Concorde could be back in the air as soon as 2019 thanks to renewed efforts by plane enthusiasts Club Concorde.

Concorde was retired by its owners British Airways and Air France in 2003. The twin owners have since resisted the approaches of Richard Branson, who hoped to make the fleet commercially viable, and much to the dismay of the members of Club Concorde.

Club president Paul James told the Telegraph that the club has secured millions of pounds in investment to buy back the retired planes and get them back in action.

The club’s aims are twofold: display an aircraft by the London Eye, above the Thames, and buy another to do up and fly.

The club has reportedly secured £40 million in investment to buy a plane to display. It hopes to purchase one that is currently stationed near Orly Airport in Paris and charge £16 a ticket to visitors on the Thames as soon as 2017.

A further £120 million reserve fund has been secured to buy and restore an aircraft on display at Le Bourget airport in Paris. Once operational, the club plans to use this craft for fly-pasts at airshows as well as corporate and special events.

Hangar-bound: Crew mark Concorde's final supersonic trip in 2003 (AFP/Getty)

Club Concorde is hoping to get the plane back in the skies by 2019, despite the fact that British Airways and Air France have no plans to restore or sell the planes.

This time around Concorde would not be the only supersonic jet in the skies.
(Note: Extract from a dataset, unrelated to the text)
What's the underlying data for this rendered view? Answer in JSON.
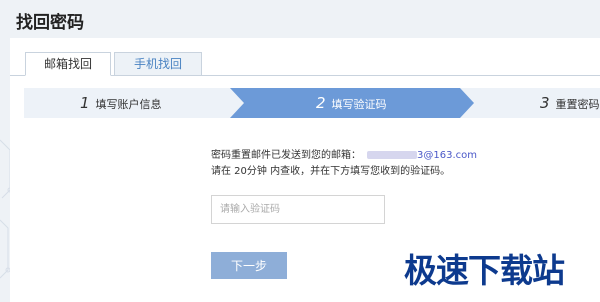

Airbus has filed plans for Concorde Mark 2, a supersonic jet that could fly from London to New York in an hour, while Boston based Spike Aerospace hopes to have a supersonic jet in the skies by the 2020s.